#### Records supplied

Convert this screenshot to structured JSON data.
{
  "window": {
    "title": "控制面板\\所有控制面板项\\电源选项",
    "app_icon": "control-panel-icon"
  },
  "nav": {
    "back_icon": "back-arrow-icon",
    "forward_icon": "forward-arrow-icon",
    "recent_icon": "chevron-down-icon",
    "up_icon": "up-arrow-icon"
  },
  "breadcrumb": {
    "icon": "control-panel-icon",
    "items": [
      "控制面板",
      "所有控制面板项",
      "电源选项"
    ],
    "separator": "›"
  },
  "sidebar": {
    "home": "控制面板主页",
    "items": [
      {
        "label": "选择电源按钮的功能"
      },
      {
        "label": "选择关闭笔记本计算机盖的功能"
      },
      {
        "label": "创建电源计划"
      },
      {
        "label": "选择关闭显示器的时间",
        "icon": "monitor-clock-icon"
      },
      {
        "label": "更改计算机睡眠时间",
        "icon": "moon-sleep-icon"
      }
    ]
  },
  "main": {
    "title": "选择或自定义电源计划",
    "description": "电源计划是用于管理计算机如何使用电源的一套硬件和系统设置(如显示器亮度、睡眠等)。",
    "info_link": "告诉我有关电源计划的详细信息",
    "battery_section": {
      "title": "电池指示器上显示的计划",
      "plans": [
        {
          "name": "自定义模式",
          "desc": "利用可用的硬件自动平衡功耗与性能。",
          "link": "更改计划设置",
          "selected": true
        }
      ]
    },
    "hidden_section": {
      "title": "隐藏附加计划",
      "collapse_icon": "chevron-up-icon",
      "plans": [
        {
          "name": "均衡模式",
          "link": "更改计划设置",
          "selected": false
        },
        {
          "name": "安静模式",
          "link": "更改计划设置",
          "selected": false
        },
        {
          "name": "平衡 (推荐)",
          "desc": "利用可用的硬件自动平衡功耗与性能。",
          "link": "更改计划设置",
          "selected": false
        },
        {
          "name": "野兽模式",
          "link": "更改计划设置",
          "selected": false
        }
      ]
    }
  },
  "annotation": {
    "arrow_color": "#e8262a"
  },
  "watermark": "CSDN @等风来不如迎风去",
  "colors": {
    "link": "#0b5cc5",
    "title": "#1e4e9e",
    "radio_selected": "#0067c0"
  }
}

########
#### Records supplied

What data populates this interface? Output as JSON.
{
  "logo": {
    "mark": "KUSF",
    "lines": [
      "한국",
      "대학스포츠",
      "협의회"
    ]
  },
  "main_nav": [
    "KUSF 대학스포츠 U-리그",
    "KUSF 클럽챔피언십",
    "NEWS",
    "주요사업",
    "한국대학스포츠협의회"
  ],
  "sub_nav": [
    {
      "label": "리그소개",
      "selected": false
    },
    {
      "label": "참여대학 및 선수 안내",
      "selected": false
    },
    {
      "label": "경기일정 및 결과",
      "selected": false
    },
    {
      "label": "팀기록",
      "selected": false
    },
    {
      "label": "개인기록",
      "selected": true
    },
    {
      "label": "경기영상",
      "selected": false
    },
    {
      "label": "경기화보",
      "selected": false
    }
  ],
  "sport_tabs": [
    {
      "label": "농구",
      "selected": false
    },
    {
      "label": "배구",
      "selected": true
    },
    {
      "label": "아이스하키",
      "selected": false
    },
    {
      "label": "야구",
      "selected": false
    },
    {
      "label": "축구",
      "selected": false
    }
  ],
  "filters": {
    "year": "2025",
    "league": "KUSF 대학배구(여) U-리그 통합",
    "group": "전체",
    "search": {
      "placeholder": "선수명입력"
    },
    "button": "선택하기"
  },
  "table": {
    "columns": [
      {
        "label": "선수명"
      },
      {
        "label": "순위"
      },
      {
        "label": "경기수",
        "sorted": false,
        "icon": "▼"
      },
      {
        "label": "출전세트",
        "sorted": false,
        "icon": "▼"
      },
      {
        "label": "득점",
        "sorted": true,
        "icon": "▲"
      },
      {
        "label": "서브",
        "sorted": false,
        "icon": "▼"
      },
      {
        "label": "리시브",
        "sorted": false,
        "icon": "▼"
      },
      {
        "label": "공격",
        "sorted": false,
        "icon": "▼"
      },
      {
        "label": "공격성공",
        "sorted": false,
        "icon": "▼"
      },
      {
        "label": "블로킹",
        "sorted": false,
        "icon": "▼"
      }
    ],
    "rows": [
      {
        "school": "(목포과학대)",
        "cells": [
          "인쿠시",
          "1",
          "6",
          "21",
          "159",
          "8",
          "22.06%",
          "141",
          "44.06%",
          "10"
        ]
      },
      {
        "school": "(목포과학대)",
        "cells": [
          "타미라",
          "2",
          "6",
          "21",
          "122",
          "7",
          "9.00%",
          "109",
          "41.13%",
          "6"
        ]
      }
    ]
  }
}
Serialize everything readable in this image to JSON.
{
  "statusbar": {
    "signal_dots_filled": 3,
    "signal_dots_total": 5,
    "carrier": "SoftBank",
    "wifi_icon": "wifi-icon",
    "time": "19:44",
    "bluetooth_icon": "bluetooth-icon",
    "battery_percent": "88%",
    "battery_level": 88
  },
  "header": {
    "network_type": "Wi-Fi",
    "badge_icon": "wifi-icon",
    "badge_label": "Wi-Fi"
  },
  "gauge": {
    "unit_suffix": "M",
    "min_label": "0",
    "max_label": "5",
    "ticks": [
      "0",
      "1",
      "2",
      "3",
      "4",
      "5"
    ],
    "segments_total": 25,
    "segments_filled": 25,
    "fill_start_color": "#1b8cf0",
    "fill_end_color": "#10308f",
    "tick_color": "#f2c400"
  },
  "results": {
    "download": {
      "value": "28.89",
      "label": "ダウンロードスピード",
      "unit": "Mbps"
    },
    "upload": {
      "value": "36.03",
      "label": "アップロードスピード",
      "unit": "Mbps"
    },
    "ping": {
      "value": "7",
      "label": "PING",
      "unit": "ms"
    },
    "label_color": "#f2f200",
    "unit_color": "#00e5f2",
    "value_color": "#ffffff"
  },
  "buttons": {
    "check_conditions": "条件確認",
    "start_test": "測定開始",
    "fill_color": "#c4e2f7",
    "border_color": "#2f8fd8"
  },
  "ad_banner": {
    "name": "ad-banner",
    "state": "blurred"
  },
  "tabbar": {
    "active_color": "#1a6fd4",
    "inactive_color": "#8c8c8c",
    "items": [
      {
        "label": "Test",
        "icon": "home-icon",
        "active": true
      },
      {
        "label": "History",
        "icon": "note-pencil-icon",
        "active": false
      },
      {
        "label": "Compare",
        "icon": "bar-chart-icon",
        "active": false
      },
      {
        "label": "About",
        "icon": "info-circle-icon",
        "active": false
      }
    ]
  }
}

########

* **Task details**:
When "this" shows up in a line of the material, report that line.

* **Finished task**:
Convert this screenshot to structured JSON data.
What data populates this interface? Output as JSON.
Serialize everything readable in this image to JSON.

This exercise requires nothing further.